In 2012, the air force decided to cancel its MQ-X project. This was an effort to develop a replacement for the MQ-9 Reaper. Instead, more money will be invested in developing technology to analyze the enormous quantity of data already generated by its UAVs. For decades the army and navy have complained of the long delays in getting photos taken by air force recon aircraft, and this is now a higher priority.
At the moment, the "next generation Reaper" role will be taken by the existing Avenger ("Predator C"). This 8 ton jet powered aircraft was developed privately by the firm that makes the Predator and Reaper UAVs that MQ-X was to replace. Avenger took its first flight in early 2009. The air force has sent at least one Avenger to Afghanistan. Avenger test flights so far have been encouraging enough for the air force to informally adopt Avenger as the base design for a next generation “Reaper.” Avenger can carry 1.6 tons of weapons or sensors and a slightly larger prototype was recently built, with more to come.

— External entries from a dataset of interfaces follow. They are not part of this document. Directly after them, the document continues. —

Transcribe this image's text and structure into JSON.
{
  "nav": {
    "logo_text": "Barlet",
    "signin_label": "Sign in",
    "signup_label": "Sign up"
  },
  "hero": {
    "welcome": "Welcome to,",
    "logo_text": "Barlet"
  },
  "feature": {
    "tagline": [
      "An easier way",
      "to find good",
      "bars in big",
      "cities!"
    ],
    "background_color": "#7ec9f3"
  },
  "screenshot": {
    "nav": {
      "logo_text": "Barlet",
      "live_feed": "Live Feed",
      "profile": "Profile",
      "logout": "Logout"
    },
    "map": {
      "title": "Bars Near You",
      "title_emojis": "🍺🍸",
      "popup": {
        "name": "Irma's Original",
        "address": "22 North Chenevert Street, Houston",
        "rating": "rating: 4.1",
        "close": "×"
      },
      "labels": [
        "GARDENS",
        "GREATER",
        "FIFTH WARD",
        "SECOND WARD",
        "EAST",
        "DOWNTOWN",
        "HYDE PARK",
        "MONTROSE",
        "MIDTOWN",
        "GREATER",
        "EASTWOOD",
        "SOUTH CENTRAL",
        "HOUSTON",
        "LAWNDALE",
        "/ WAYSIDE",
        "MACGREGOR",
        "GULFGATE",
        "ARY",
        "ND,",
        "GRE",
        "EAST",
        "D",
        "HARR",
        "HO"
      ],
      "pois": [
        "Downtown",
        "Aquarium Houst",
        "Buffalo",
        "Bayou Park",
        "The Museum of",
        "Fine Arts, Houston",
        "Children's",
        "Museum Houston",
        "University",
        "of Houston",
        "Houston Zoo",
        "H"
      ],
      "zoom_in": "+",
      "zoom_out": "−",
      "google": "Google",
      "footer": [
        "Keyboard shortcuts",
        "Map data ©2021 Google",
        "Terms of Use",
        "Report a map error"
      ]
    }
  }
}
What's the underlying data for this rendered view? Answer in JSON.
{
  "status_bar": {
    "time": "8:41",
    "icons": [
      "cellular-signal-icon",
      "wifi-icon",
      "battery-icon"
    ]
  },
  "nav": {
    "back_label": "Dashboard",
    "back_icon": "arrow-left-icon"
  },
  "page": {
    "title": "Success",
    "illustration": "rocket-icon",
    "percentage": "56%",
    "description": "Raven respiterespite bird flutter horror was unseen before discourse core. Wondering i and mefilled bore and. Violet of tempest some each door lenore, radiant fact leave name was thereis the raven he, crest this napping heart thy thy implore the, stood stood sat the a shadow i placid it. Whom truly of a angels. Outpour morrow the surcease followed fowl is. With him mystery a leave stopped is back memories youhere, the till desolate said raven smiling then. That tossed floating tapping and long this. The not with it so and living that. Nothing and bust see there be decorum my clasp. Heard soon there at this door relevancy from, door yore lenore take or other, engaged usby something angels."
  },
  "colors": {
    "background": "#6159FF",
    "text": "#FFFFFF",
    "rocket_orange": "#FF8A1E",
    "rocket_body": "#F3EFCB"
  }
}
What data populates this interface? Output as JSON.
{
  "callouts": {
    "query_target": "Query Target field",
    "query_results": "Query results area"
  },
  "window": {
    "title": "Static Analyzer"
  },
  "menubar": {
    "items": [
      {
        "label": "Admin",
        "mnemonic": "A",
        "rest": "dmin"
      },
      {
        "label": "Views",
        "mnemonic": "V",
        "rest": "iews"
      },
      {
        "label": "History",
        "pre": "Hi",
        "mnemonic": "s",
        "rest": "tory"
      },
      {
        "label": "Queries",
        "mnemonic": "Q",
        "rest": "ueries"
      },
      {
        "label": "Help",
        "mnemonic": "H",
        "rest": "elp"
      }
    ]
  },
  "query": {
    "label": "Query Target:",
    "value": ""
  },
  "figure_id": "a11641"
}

Development of the Avenger began a decade ago. The U.S. Navy has also been impressed and particularly interested in using Avenger to replace the soon-to-be-retired EA-6Bs in their most dangerous attack missions. The air force likes the ability to arm Avenger with a smart bomb, including the 900 kg (2,000 pound) GBU-34 penetrator version.
Avenger looks like a larger jet powered version of the 5 ton Reaper. Avenger is 13.2 meters (41 feet) long, with a 20.1 meter (66 foot) wingspan, and built to be stealthy. The V shaped tail and smooth lines of the swept wing aircraft will make it difficult to detect by radar. There is a humpbacked structure on top of the aircraft for the engine air intake. There is an internal bomb bay to hold about a ton of weapons, sensors, or additional fuel to provide another 2 hours of flying time (in addition to the standard 20 hours endurance). The 4,800 pound thrust engine is designed to minimize the heat signature that sensors can pick up. Total payload for the first version was 1.36 tons (3,000 pounds). Cruising speed is 740 kilometers an hour. The Avenger is designed to fly high (up to 20,000 meters/60,000 feet) and cross oceans. Until 2009, the Avenger didn't officially exist and was a "black" (secret) program. Avenger is, like Reaper, a combat UAV that will often carry weapons as well as sensors. Each Avenger costs about $15 million. The Avenger B would probably be a little larger and more expensive. The air force has not yet revealed their wish list of changes for Avenger B.